Exclusive interview with Pete Hegseth: Ready to challenge Amy Klobuchar
posted at 12:45 pm on February 26, 2012 by Ed Morrissey
Last night, my radio partner Mitch Berg organized our semiannual (or so) Minnesota Organization of Bloggers social event at Ol’ Mexico in Roseville, and attendance was higher than ever. Our fellow NARN radio host and now state Representative King Banaian paid us a visit, fresh off a redistricting decision that has him in a new (and more Republican) district, and a dozens of bloggers and even more blog readers and followers came to socialize with us. We had a surprise guest among us — our old friend Captain Pete Hegseth, one of the founders of Vets for Freedom and just two weeks after returning to his family from Afghanistan after his third overseas tour of duty with the US Army National Guard — the other two tours being Guantanamo and Iraq.

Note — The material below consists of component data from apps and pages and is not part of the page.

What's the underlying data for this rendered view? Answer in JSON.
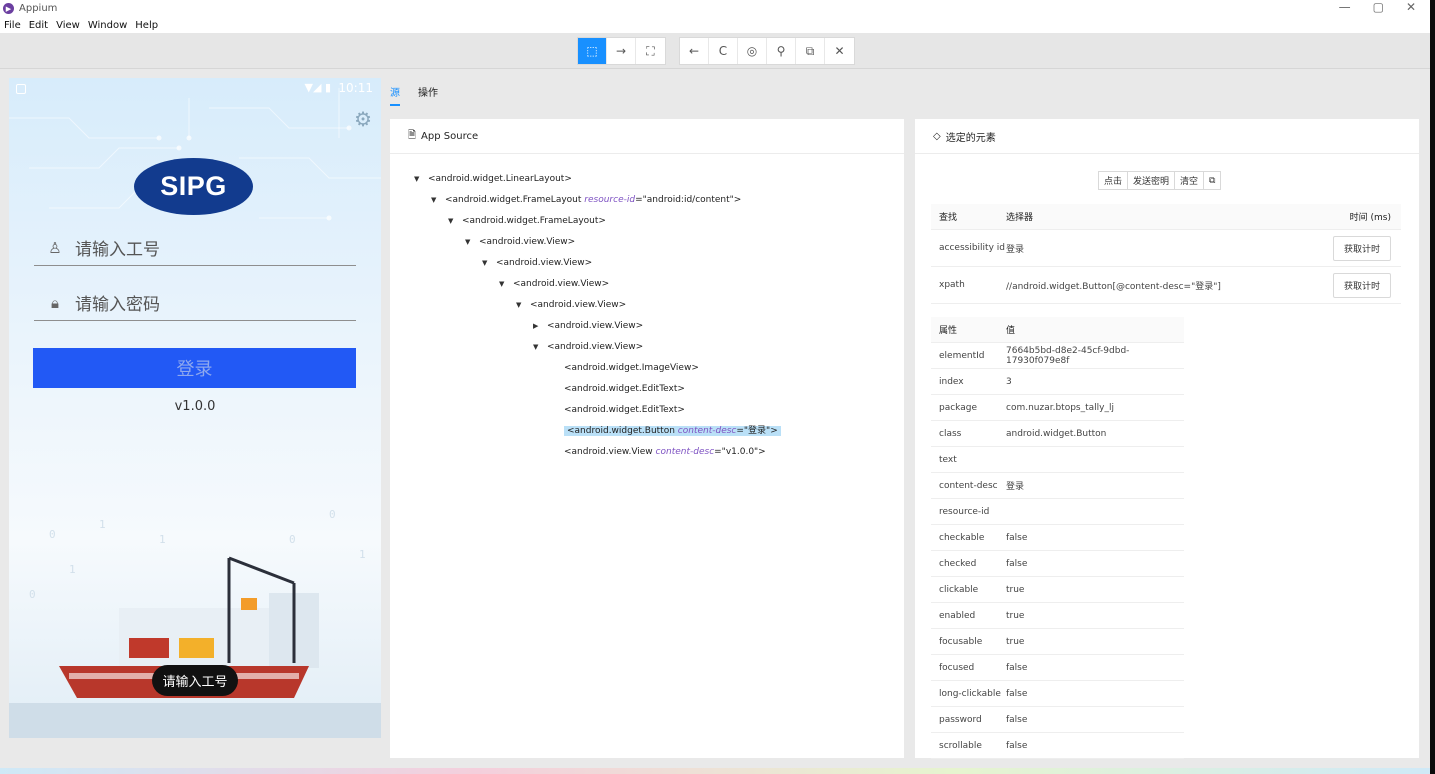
{
  "window": {
    "title": "Appium",
    "controls": [
      "—",
      "▢",
      "✕"
    ]
  },
  "menu": [
    "File",
    "Edit",
    "View",
    "Window",
    "Help"
  ],
  "toolbar": {
    "group1": [
      {
        "name": "select-elements-icon",
        "glyph": "⬚",
        "active": true
      },
      {
        "name": "swipe-icon",
        "glyph": "→",
        "active": false
      },
      {
        "name": "tap-coordinates-icon",
        "glyph": "⛶",
        "active": false
      }
    ],
    "group2": [
      {
        "name": "back-icon",
        "glyph": "←"
      },
      {
        "name": "refresh-icon",
        "glyph": "C"
      },
      {
        "name": "eye-icon",
        "glyph": "◎"
      },
      {
        "name": "search-icon",
        "glyph": "⚲"
      },
      {
        "name": "copy-icon",
        "glyph": "⧉"
      },
      {
        "name": "close-icon",
        "glyph": "✕"
      }
    ]
  },
  "phone": {
    "time": "10:11",
    "signal": "▼◢ ▮",
    "logo": "SIPG",
    "username_placeholder": "请输入工号",
    "password_placeholder": "请输入密码",
    "login_label": "登录",
    "version": "v1.0.0",
    "toast": "请输入工号"
  },
  "tabs": [
    {
      "label": "源",
      "active": true
    },
    {
      "label": "操作",
      "active": false
    }
  ],
  "source": {
    "title": "App Source",
    "nodes": [
      {
        "indent": 0,
        "toggle": "▼",
        "tag": "<android.widget.LinearLayout>",
        "attr": "",
        "value": "",
        "selected": false
      },
      {
        "indent": 1,
        "toggle": "▼",
        "tag": "<android.widget.FrameLayout ",
        "attr": "resource-id",
        "value": "=\"android:id/content\">",
        "selected": false
      },
      {
        "indent": 2,
        "toggle": "▼",
        "tag": "<android.widget.FrameLayout>",
        "attr": "",
        "value": "",
        "selected": false
      },
      {
        "indent": 3,
        "toggle": "▼",
        "tag": "<android.view.View>",
        "attr": "",
        "value": "",
        "selected": false
      },
      {
        "indent": 4,
        "toggle": "▼",
        "tag": "<android.view.View>",
        "attr": "",
        "value": "",
        "selected": false
      },
      {
        "indent": 5,
        "toggle": "▼",
        "tag": "<android.view.View>",
        "attr": "",
        "value": "",
        "selected": false
      },
      {
        "indent": 6,
        "toggle": "▼",
        "tag": "<android.view.View>",
        "attr": "",
        "value": "",
        "selected": false
      },
      {
        "indent": 7,
        "toggle": "▶",
        "tag": "<android.view.View>",
        "attr": "",
        "value": "",
        "selected": false
      },
      {
        "indent": 7,
        "toggle": "▼",
        "tag": "<android.view.View>",
        "attr": "",
        "value": "",
        "selected": false
      },
      {
        "indent": 8,
        "toggle": "",
        "tag": "<android.widget.ImageView>",
        "attr": "",
        "value": "",
        "selected": false
      },
      {
        "indent": 8,
        "toggle": "",
        "tag": "<android.widget.EditText>",
        "attr": "",
        "value": "",
        "selected": false
      },
      {
        "indent": 8,
        "toggle": "",
        "tag": "<android.widget.EditText>",
        "attr": "",
        "value": "",
        "selected": false
      },
      {
        "indent": 8,
        "toggle": "",
        "tag": "<android.widget.Button ",
        "attr": "content-desc",
        "value": "=\"登录\">",
        "selected": true
      },
      {
        "indent": 8,
        "toggle": "",
        "tag": "<android.view.View ",
        "attr": "content-desc",
        "value": "=\"v1.0.0\">",
        "selected": false
      }
    ]
  },
  "selected": {
    "title": "选定的元素",
    "actions": [
      "点击",
      "发送密明",
      "清空",
      "⧉"
    ],
    "find_headers": {
      "find": "查找",
      "selector": "选择器",
      "time": "时间 (ms)"
    },
    "find_rows": [
      {
        "strategy": "accessibility id",
        "selector": "登录",
        "button": "获取计时"
      },
      {
        "strategy": "xpath",
        "selector": "//android.widget.Button[@content-desc=\"登录\"]",
        "button": "获取计时"
      }
    ],
    "attr_headers": {
      "attr": "属性",
      "value": "值"
    },
    "attributes": [
      {
        "k": "elementId",
        "v": "7664b5bd-d8e2-45cf-9dbd-17930f079e8f"
      },
      {
        "k": "index",
        "v": "3"
      },
      {
        "k": "package",
        "v": "com.nuzar.btops_tally_lj"
      },
      {
        "k": "class",
        "v": "android.widget.Button"
      },
      {
        "k": "text",
        "v": ""
      },
      {
        "k": "content-desc",
        "v": "登录"
      },
      {
        "k": "resource-id",
        "v": ""
      },
      {
        "k": "checkable",
        "v": "false"
      },
      {
        "k": "checked",
        "v": "false"
      },
      {
        "k": "clickable",
        "v": "true"
      },
      {
        "k": "enabled",
        "v": "true"
      },
      {
        "k": "focusable",
        "v": "true"
      },
      {
        "k": "focused",
        "v": "false"
      },
      {
        "k": "long-clickable",
        "v": "false"
      },
      {
        "k": "password",
        "v": "false"
      },
      {
        "k": "scrollable",
        "v": "false"
      }
    ]
  },
  "colors": {
    "accent": "#1890ff",
    "login_button": "#2259f5",
    "logo": "#123b8e",
    "selection": "#bae0f7"
  }
}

For the past few months, there has been a movement in the state to draft Pete into running for the US Senate. As an active-duty member of the armed services, Pete couldn’t participate in that effort or encourage it at all. Now that he has been discharged from active duty, however, Pete has embraced the idea and will announce this week that he will run in the Republican primary for the nomination to challenge incumbent Democratic Senator Amy Klobuchar. It’s a tough assignment, although hardly the toughest Pete has faced. Klobuchar has the power of the incumbency, plus a reputation as a moderate (which her voting record belies) and as a genuinely nice person (which is much more true).
Fortunately for me, I brought my camera rig to the MOB party to take a few pictures of the event, and managed to get Pete into a booth at the restaurant for an impromptu interview. Unfortunately, restaurants are pretty loud places and not known for bright lighting, so the interview is a little noisy, and the cinematography looks like something from a film noir of the 1960s. Still, the audio is plenty good enough to hear Pete talk about issues such as the budget, entitlement reform, military spending and policy, and how to campaign against a likeable incumbent like Amy Klobuchar. I promised Pete I wouldn’t take more than four minutes for the interview, but we had such a good conversation that we went almost twelve minutes:

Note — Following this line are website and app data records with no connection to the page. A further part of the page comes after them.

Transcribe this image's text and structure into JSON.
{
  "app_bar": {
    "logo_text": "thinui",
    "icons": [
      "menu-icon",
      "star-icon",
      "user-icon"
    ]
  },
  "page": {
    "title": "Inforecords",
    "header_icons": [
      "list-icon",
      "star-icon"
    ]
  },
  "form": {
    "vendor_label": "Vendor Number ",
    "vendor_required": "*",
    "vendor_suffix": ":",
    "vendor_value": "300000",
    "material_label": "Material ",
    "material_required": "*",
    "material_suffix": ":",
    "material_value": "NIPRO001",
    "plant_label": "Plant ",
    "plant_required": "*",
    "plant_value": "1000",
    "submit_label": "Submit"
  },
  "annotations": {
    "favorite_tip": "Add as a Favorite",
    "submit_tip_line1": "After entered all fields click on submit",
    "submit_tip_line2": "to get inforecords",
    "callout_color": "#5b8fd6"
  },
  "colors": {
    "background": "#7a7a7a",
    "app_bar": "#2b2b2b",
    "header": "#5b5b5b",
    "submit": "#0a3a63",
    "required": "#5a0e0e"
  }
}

- On running against Klobuchar: “The first thing you do is remind people how she actually votes. … She voted with Senator Obama 92% of the time, and Senator Franken 93% of the time.”
- On the moment: “These are times of incredible consequence. There’s a lot of big, important things happening in our country. And we need representation that’s willing to roll our sleeves up and get dirty on those tough issues. Often with Senator Klobuchar, you have her taking on the easy issues.”
- Taxes: “Reform and simplify. … The only people who understand the tax code are the regulators … and the people who can take advantage of that tax code are the people who can afford to pay the lawyers.”
- Entitlements: “We’re driving off a cliff. Either we make the tough choices now, or they’re going to be made for us.”
- ObamaCare: “Complete repeal. Replace it with something that’s patient-centered, market oriented … We don’t need government making those calls for us and mandating [them].”
- Defense cuts: “Across-the-board blanket cuts are not the way to go. … There are places — we could look at how we procure our weapons systems, for instance. I think it takes someone who has been there, seen it — seen how our military works. … The world’s still a dangerous place, and if not America, then who?”
- Global security mission: “The unfortunately reality, as you know, is that most of the Western world has checked out. Europe is piggybacking on our defense infrastructure. They don’t have the ability to project power or defend interests around the world. So if we check out, then freedom and democracy around the world in many ways checks out.”
Be sure to watch it all. If you want to support Pete Hegseth in the primary, be sure to visit his campaign website, PeteForSenate.com. While you’re at it, thank his family who only got Pete to themselves for two weeks before he volunteered for his next service tour for his state and nation.
Update: I originally wrote that Pete was “founder of Vets for Freedom,” but of course he was one of the founders, and not the only one, as a commenter rightly points out. I’ve fixed the reference above.